[App and web page records]
========

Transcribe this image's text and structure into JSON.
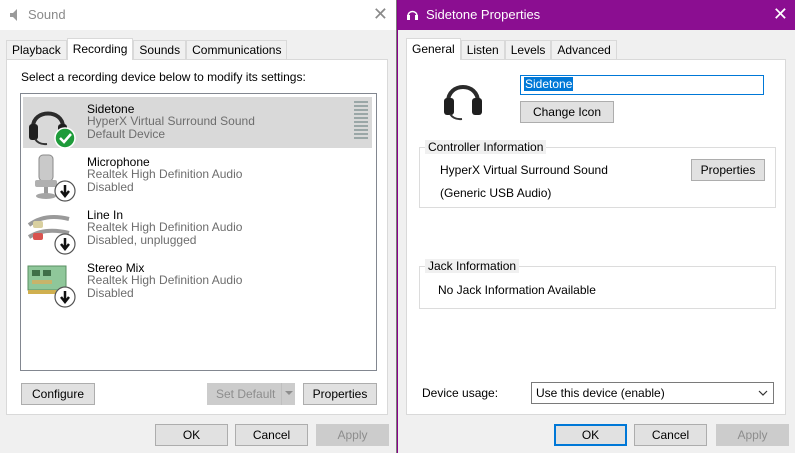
{
  "left_window": {
    "title": "Sound",
    "close_symbol": "✕",
    "tabs": [
      {
        "label": "Playback"
      },
      {
        "label": "Recording"
      },
      {
        "label": "Sounds"
      },
      {
        "label": "Communications"
      }
    ],
    "instruction": "Select a recording device below to modify its settings:",
    "devices": [
      {
        "name": "Sidetone",
        "driver": "HyperX Virtual Surround Sound",
        "status": "Default Device",
        "icon": "headset-icon",
        "badge": "check-badge-icon"
      },
      {
        "name": "Microphone",
        "driver": "Realtek High Definition Audio",
        "status": "Disabled",
        "icon": "microphone-icon",
        "badge": "disabled-arrow-badge-icon"
      },
      {
        "name": "Line In",
        "driver": "Realtek High Definition Audio",
        "status": "Disabled, unplugged",
        "icon": "line-in-cable-icon",
        "badge": "disabled-arrow-badge-icon"
      },
      {
        "name": "Stereo Mix",
        "driver": "Realtek High Definition Audio",
        "status": "Disabled",
        "icon": "sound-card-icon",
        "badge": "disabled-arrow-badge-icon"
      }
    ],
    "buttons": {
      "configure": "Configure",
      "set_default": "Set Default",
      "properties": "Properties",
      "ok": "OK",
      "cancel": "Cancel",
      "apply": "Apply"
    }
  },
  "right_window": {
    "title": "Sidetone Properties",
    "close_symbol": "✕",
    "tabs": [
      {
        "label": "General"
      },
      {
        "label": "Listen"
      },
      {
        "label": "Levels"
      },
      {
        "label": "Advanced"
      }
    ],
    "device_name_value": "Sidetone",
    "change_icon_label": "Change Icon",
    "controller": {
      "legend": "Controller Information",
      "name": "HyperX Virtual Surround Sound",
      "type": "(Generic USB Audio)",
      "properties_label": "Properties"
    },
    "jack": {
      "legend": "Jack Information",
      "text": "No Jack Information Available"
    },
    "device_usage": {
      "label": "Device usage:",
      "selected": "Use this device (enable)"
    },
    "buttons": {
      "ok": "OK",
      "cancel": "Cancel",
      "apply": "Apply"
    }
  },
  "colors": {
    "accent_purple": "#8b0e91",
    "selection_blue": "#0078d7",
    "check_green": "#1e9b3a"
  }
}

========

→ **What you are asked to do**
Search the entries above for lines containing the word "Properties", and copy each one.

→ **The completed task**
      "properties": "Properties",
    "title": "Sidetone Properties",
      "properties_label": "Properties"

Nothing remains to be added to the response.